Wilsonville football program flourishes through chemistry
The Wilsonville football did not accomplish its biggest goal of 2017.
That goal, winning the Class 5A state championship, fell away at the end of the Wildcats' 35-27 loss to Hermiston in Saturday's semifinal game at Hillsboro Stadium.
But what Wilsonville did accomplish this year, what the program has accomplished over the past three years, is incredible.
Consider this, over the past three seasons, the Wildcats have won the ever-competitive Northwest Oregon Conference twice (sharing the title with Sandy in 2016), finished second once, and have put together a three-year record of 20-2 in NWOC play and a 31-6 mark overall.
So what's the key to all the success that head coach Adam Guenther's teams have achieved? Just ask the Wildcats — they know. The combination of coaching, camaraderie, consistency and commitment has made the Cats very, very tough to beat.
"This team just had a bond that I can't even explain," said junior wide receiver Jonah Gomez, a second-team all-NWOC selection. "We all played so well together. We just had that chemistry. It just made us have a good year."
"It's an amazing program," said senior lineman Fernando Salazar, a first-team all-NWOC pick on offense. "Our coaches know what to do with their players, everyone executes and it's a team effort. It's not just one person — it's a team effort. We have 11 players (on the field) and we have 45 on the sidelines. It's a whole team effort."
"Honestly, all these guys, we are all brothers," said senior defensive lineman A.J. Burkhead, another NWOC first-teamer. "We've been playing with each other for as long as I can remember, since youth. Honestly, the team chemistry, it's just 'Never give up. Never give up.' That's what we're taught."
The validity of the Wildcats' formula has proven itself in spades over the past three seasons, with the Wildcats battling into the state semifinals in 2015 (falling to Ashland 63-35), reaching the state championship game in 2016 (falling to Lebanon 34-17) and reaching the semis again this year.

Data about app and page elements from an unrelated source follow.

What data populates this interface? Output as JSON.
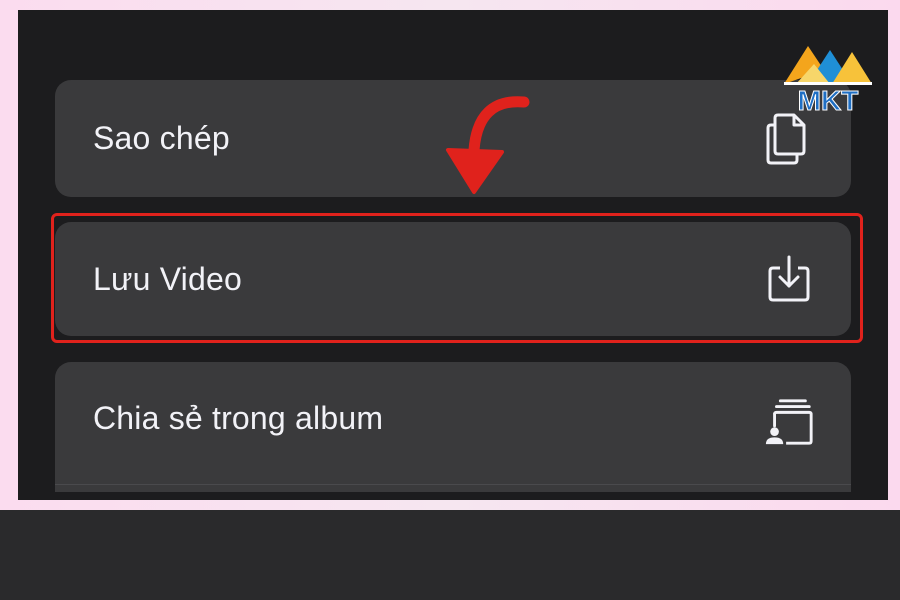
{
  "menu": {
    "items": [
      {
        "label": "Sao chép",
        "icon": "copy-icon"
      },
      {
        "label": "Lưu Video",
        "icon": "save-download-icon",
        "highlighted": true
      },
      {
        "label": "Chia sẻ trong album",
        "icon": "shared-album-icon"
      }
    ]
  },
  "annotation": {
    "arrow": "red-curved-arrow",
    "highlight_color": "#e0221c"
  },
  "watermark": {
    "text": "MKT"
  },
  "colors": {
    "screen_bg": "#1c1c1e",
    "item_bg": "#3a3a3c",
    "text": "#f2f2f7",
    "frame_bg": "#fbdcef",
    "accent": "#e0221c"
  }
}
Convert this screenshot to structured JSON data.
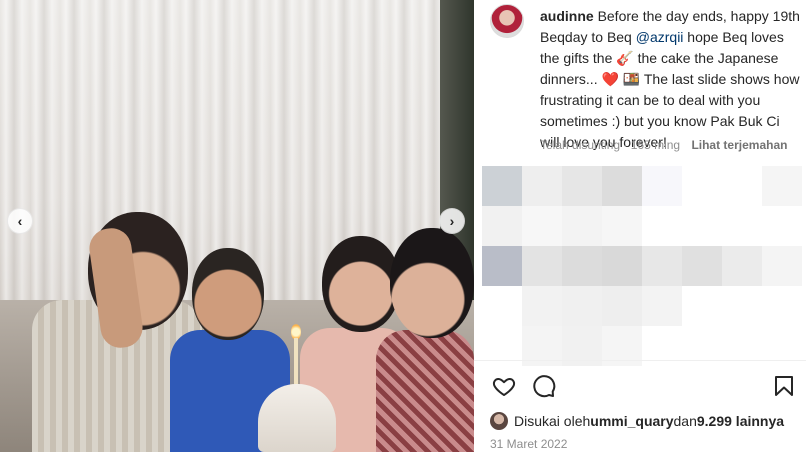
{
  "post": {
    "username": "audinne",
    "caption_before_mention": "Before the day ends, happy 19th Beqday to Beq ",
    "mention": "@azrqii",
    "caption_after_mention": " hope Beq loves the gifts the 🎸 the cake the Japanese dinners... ❤️ 🍱 The last slide shows how frustrating it can be to deal with you sometimes :) but you know Pak Buk Ci will love you forever!",
    "edited_label": "Telah disunting · 165 ming",
    "translate_label": "Lihat terjemahan"
  },
  "actions": {
    "like_icon": "heart-icon",
    "comment_icon": "comment-icon",
    "save_icon": "bookmark-icon"
  },
  "likes": {
    "prefix": "Disukai oleh ",
    "first_user": "ummi_quary",
    "middle": " dan ",
    "count_text": "9.299 lainnya"
  },
  "date": "31 Maret 2022",
  "carousel": {
    "prev_icon": "chevron-left-icon",
    "next_icon": "chevron-right-icon",
    "prev_glyph": "‹",
    "next_glyph": "›"
  },
  "colors": {
    "text": "#262626",
    "muted": "#8e8e8e",
    "link": "#00376b"
  }
}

For players who have been part of the program for multiple seasons, the lessons they've learned have meant everything.
"Coach (Guenther) always tells us, 'What's it mean to be a Wildcat football player? You're first class and you do your job,'" said senior tight end/defensive lineman Draco Bynum, a two-way all-NWOC first-teamer.
"I'm just going to remember the brotherhood within this team," Burkhead added. "I can't describe it. (It's not like this) in any other sport I played. Everyone here, we are all brothers."